The broader, more important question is whether Soares did something wrong. If granting himself the bonus money was improper or even illegal, as the outside legal review suggested, few will grant the district attorney much sympathy, political hit or not.

If you think you have political enemies, it’s wise not to hand them ammunition.

Soares, though, insists he didn’t do anything wrong, despite having pledged to give the money back. In a County Legislature hearing last week, he and some lawmakers suggested that questions regarding the money could have been handled with a few congenial phone calls and without the drama and fuss.

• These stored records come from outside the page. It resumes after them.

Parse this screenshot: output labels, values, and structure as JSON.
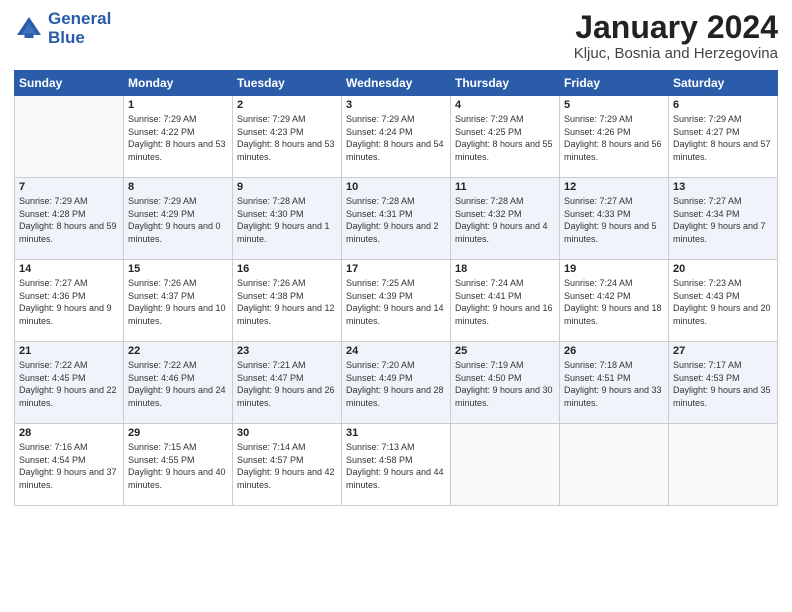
{
  "logo": {
    "line1": "General",
    "line2": "Blue"
  },
  "header": {
    "title": "January 2024",
    "location": "Kljuc, Bosnia and Herzegovina"
  },
  "weekdays": [
    "Sunday",
    "Monday",
    "Tuesday",
    "Wednesday",
    "Thursday",
    "Friday",
    "Saturday"
  ],
  "weeks": [
    [
      {
        "day": "",
        "sunrise": "",
        "sunset": "",
        "daylight": ""
      },
      {
        "day": "1",
        "sunrise": "Sunrise: 7:29 AM",
        "sunset": "Sunset: 4:22 PM",
        "daylight": "Daylight: 8 hours and 53 minutes."
      },
      {
        "day": "2",
        "sunrise": "Sunrise: 7:29 AM",
        "sunset": "Sunset: 4:23 PM",
        "daylight": "Daylight: 8 hours and 53 minutes."
      },
      {
        "day": "3",
        "sunrise": "Sunrise: 7:29 AM",
        "sunset": "Sunset: 4:24 PM",
        "daylight": "Daylight: 8 hours and 54 minutes."
      },
      {
        "day": "4",
        "sunrise": "Sunrise: 7:29 AM",
        "sunset": "Sunset: 4:25 PM",
        "daylight": "Daylight: 8 hours and 55 minutes."
      },
      {
        "day": "5",
        "sunrise": "Sunrise: 7:29 AM",
        "sunset": "Sunset: 4:26 PM",
        "daylight": "Daylight: 8 hours and 56 minutes."
      },
      {
        "day": "6",
        "sunrise": "Sunrise: 7:29 AM",
        "sunset": "Sunset: 4:27 PM",
        "daylight": "Daylight: 8 hours and 57 minutes."
      }
    ],
    [
      {
        "day": "7",
        "sunrise": "Sunrise: 7:29 AM",
        "sunset": "Sunset: 4:28 PM",
        "daylight": "Daylight: 8 hours and 59 minutes."
      },
      {
        "day": "8",
        "sunrise": "Sunrise: 7:29 AM",
        "sunset": "Sunset: 4:29 PM",
        "daylight": "Daylight: 9 hours and 0 minutes."
      },
      {
        "day": "9",
        "sunrise": "Sunrise: 7:28 AM",
        "sunset": "Sunset: 4:30 PM",
        "daylight": "Daylight: 9 hours and 1 minute."
      },
      {
        "day": "10",
        "sunrise": "Sunrise: 7:28 AM",
        "sunset": "Sunset: 4:31 PM",
        "daylight": "Daylight: 9 hours and 2 minutes."
      },
      {
        "day": "11",
        "sunrise": "Sunrise: 7:28 AM",
        "sunset": "Sunset: 4:32 PM",
        "daylight": "Daylight: 9 hours and 4 minutes."
      },
      {
        "day": "12",
        "sunrise": "Sunrise: 7:27 AM",
        "sunset": "Sunset: 4:33 PM",
        "daylight": "Daylight: 9 hours and 5 minutes."
      },
      {
        "day": "13",
        "sunrise": "Sunrise: 7:27 AM",
        "sunset": "Sunset: 4:34 PM",
        "daylight": "Daylight: 9 hours and 7 minutes."
      }
    ],
    [
      {
        "day": "14",
        "sunrise": "Sunrise: 7:27 AM",
        "sunset": "Sunset: 4:36 PM",
        "daylight": "Daylight: 9 hours and 9 minutes."
      },
      {
        "day": "15",
        "sunrise": "Sunrise: 7:26 AM",
        "sunset": "Sunset: 4:37 PM",
        "daylight": "Daylight: 9 hours and 10 minutes."
      },
      {
        "day": "16",
        "sunrise": "Sunrise: 7:26 AM",
        "sunset": "Sunset: 4:38 PM",
        "daylight": "Daylight: 9 hours and 12 minutes."
      },
      {
        "day": "17",
        "sunrise": "Sunrise: 7:25 AM",
        "sunset": "Sunset: 4:39 PM",
        "daylight": "Daylight: 9 hours and 14 minutes."
      },
      {
        "day": "18",
        "sunrise": "Sunrise: 7:24 AM",
        "sunset": "Sunset: 4:41 PM",
        "daylight": "Daylight: 9 hours and 16 minutes."
      },
      {
        "day": "19",
        "sunrise": "Sunrise: 7:24 AM",
        "sunset": "Sunset: 4:42 PM",
        "daylight": "Daylight: 9 hours and 18 minutes."
      },
      {
        "day": "20",
        "sunrise": "Sunrise: 7:23 AM",
        "sunset": "Sunset: 4:43 PM",
        "daylight": "Daylight: 9 hours and 20 minutes."
      }
    ],
    [
      {
        "day": "21",
        "sunrise": "Sunrise: 7:22 AM",
        "sunset": "Sunset: 4:45 PM",
        "daylight": "Daylight: 9 hours and 22 minutes."
      },
      {
        "day": "22",
        "sunrise": "Sunrise: 7:22 AM",
        "sunset": "Sunset: 4:46 PM",
        "daylight": "Daylight: 9 hours and 24 minutes."
      },
      {
        "day": "23",
        "sunrise": "Sunrise: 7:21 AM",
        "sunset": "Sunset: 4:47 PM",
        "daylight": "Daylight: 9 hours and 26 minutes."
      },
      {
        "day": "24",
        "sunrise": "Sunrise: 7:20 AM",
        "sunset": "Sunset: 4:49 PM",
        "daylight": "Daylight: 9 hours and 28 minutes."
      },
      {
        "day": "25",
        "sunrise": "Sunrise: 7:19 AM",
        "sunset": "Sunset: 4:50 PM",
        "daylight": "Daylight: 9 hours and 30 minutes."
      },
      {
        "day": "26",
        "sunrise": "Sunrise: 7:18 AM",
        "sunset": "Sunset: 4:51 PM",
        "daylight": "Daylight: 9 hours and 33 minutes."
      },
      {
        "day": "27",
        "sunrise": "Sunrise: 7:17 AM",
        "sunset": "Sunset: 4:53 PM",
        "daylight": "Daylight: 9 hours and 35 minutes."
      }
    ],
    [
      {
        "day": "28",
        "sunrise": "Sunrise: 7:16 AM",
        "sunset": "Sunset: 4:54 PM",
        "daylight": "Daylight: 9 hours and 37 minutes."
      },
      {
        "day": "29",
        "sunrise": "Sunrise: 7:15 AM",
        "sunset": "Sunset: 4:55 PM",
        "daylight": "Daylight: 9 hours and 40 minutes."
      },
      {
        "day": "30",
        "sunrise": "Sunrise: 7:14 AM",
        "sunset": "Sunset: 4:57 PM",
        "daylight": "Daylight: 9 hours and 42 minutes."
      },
      {
        "day": "31",
        "sunrise": "Sunrise: 7:13 AM",
        "sunset": "Sunset: 4:58 PM",
        "daylight": "Daylight: 9 hours and 44 minutes."
      },
      {
        "day": "",
        "sunrise": "",
        "sunset": "",
        "daylight": ""
      },
      {
        "day": "",
        "sunrise": "",
        "sunset": "",
        "daylight": ""
      },
      {
        "day": "",
        "sunrise": "",
        "sunset": "",
        "daylight": ""
      }
    ]
  ]
}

That sounded a bit too chummy to me — and even worse to Rozak.

“Excuse me, but what is that? That’s a cover-up,” she said. “That’s a violation of the public trust.”

Those of you unfamiliar with Albany County might be surprised to learn that all the major players in this story are Democrats. This is intra-party warfare.

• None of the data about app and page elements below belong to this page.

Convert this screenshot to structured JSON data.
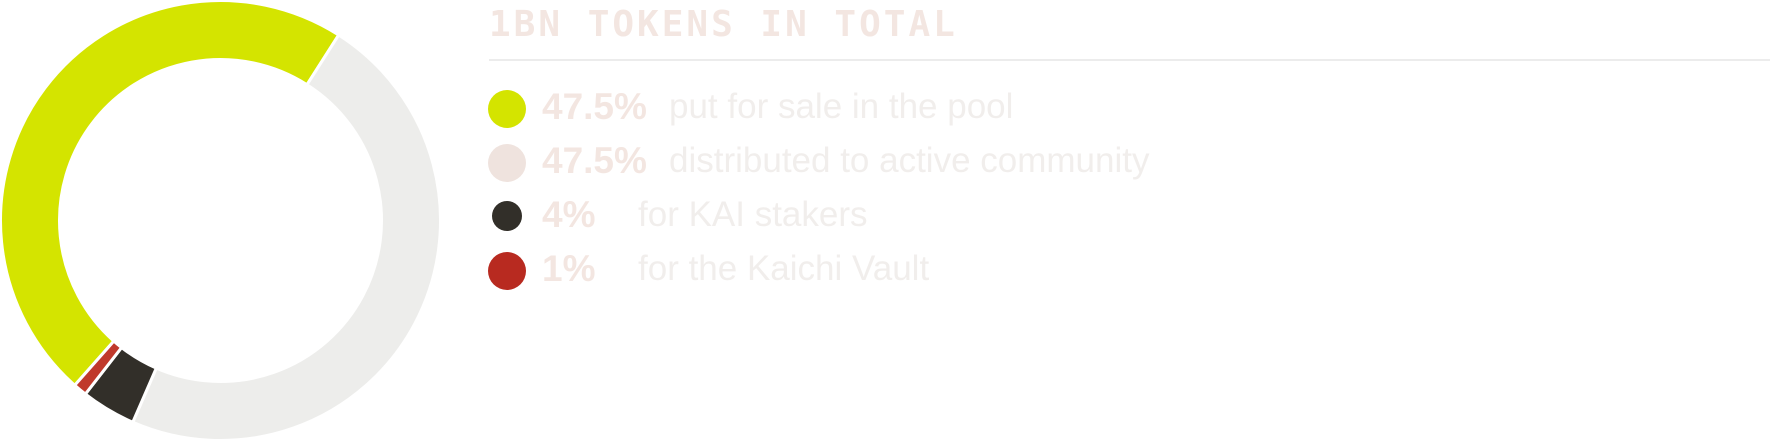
{
  "header": {
    "title": "1BN TOKENS IN TOTAL"
  },
  "legend": [
    {
      "percent": "47.5%",
      "label": "put for sale in the pool",
      "color": "#d4e400"
    },
    {
      "percent": "47.5%",
      "label": "distributed to active community",
      "color": "#efe3de"
    },
    {
      "percent": "4%",
      "label": "for KAI stakers",
      "color": "#322f29"
    },
    {
      "percent": "1%",
      "label": "for the Kaichi Vault",
      "color": "#b82a20"
    }
  ],
  "chart_data": {
    "type": "pie",
    "title": "1BN TOKENS IN TOTAL",
    "variant": "donut",
    "slices": [
      {
        "label": "put for sale in the pool",
        "value": 47.5,
        "color": "#d4e400"
      },
      {
        "label": "distributed to active community",
        "value": 47.5,
        "color": "#ededeb"
      },
      {
        "label": "for KAI stakers",
        "value": 4,
        "color": "#322f29"
      },
      {
        "label": "for the Kaichi Vault",
        "value": 1,
        "color": "#c0392b"
      }
    ],
    "legend_position": "right"
  }
}
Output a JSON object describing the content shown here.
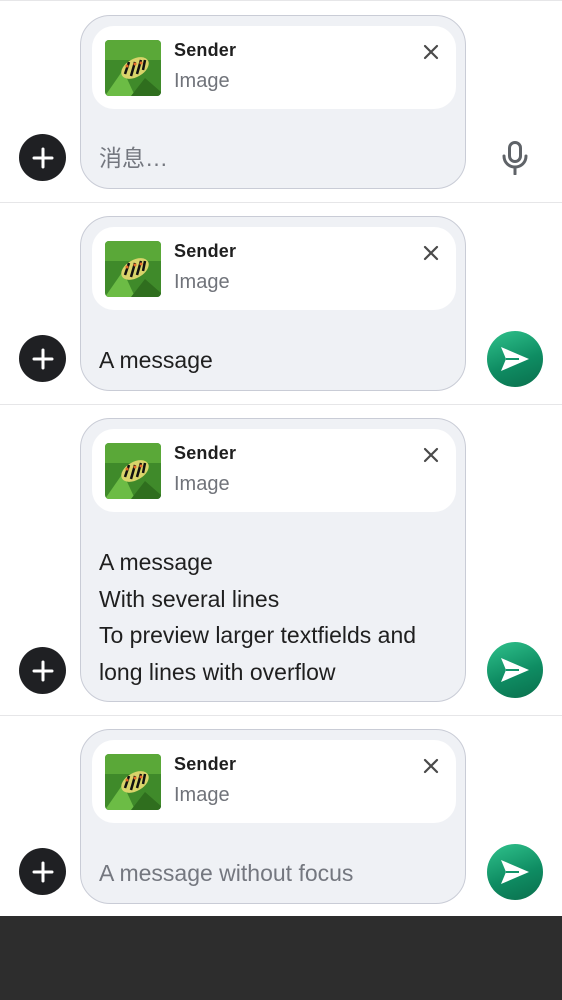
{
  "composers": [
    {
      "reply": {
        "sender": "Sender",
        "subtitle": "Image"
      },
      "text": "消息…",
      "is_placeholder": true,
      "action": "mic-icon"
    },
    {
      "reply": {
        "sender": "Sender",
        "subtitle": "Image"
      },
      "text": "A message",
      "is_placeholder": false,
      "action": "send-icon"
    },
    {
      "reply": {
        "sender": "Sender",
        "subtitle": "Image"
      },
      "text": "A message\nWith several lines\nTo preview larger textfields and\nlong lines with overflow",
      "is_placeholder": false,
      "action": "send-icon"
    },
    {
      "reply": {
        "sender": "Sender",
        "subtitle": "Image"
      },
      "text": "A message without focus",
      "is_placeholder": true,
      "action": "send-icon"
    }
  ],
  "colors": {
    "bubble_bg": "#eff1f5",
    "send_green": "#12956a",
    "add_button": "#1f2023"
  }
}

Soares maintains that he was targeted because of his loud opposition to elements of bail reform and other changes by Democrats to the state’s criminal justice statutes. Regarding McCoy, he said: “There are issues regarding personnel that go back a number of years… I can’t be specific about those issues, but it’s safe to say there is lingering animosity.”

For what it’s worth, I think the bonuses are indefensible — an egregious error in judgment, particularly from a district attorney who, with a base salary of more than $200,000, was already the county’s highest-paid elected official.

But will they matter? Will they cost Soares his job?

Soares was a reelection shoe-in a month ago, lacking an opponent, but that’s changed. Attorney Lee Kindlon has entered the Democratic primary, creating a replay of the 2012 race, which Soares won handily.

For Soares, then, the scenario could be worse. Though the bonuses apparently cost him the party’s endorsement, Soares can rest easier knowing Kindlon also didn’t get it. Nobody did, which would seem to leave Soares in decent electoral shape.

Barring additional revelations or criminal charges, here’s betting the bonuses will play a relatively small role in the coming election. The consequential topics will be crime, bail reform and quality-of-life issues central to the lives of voters.

“The violence and all the murders in Albany?” Kindlon said. “(Soares) owns that and blaming others can only get you so far.”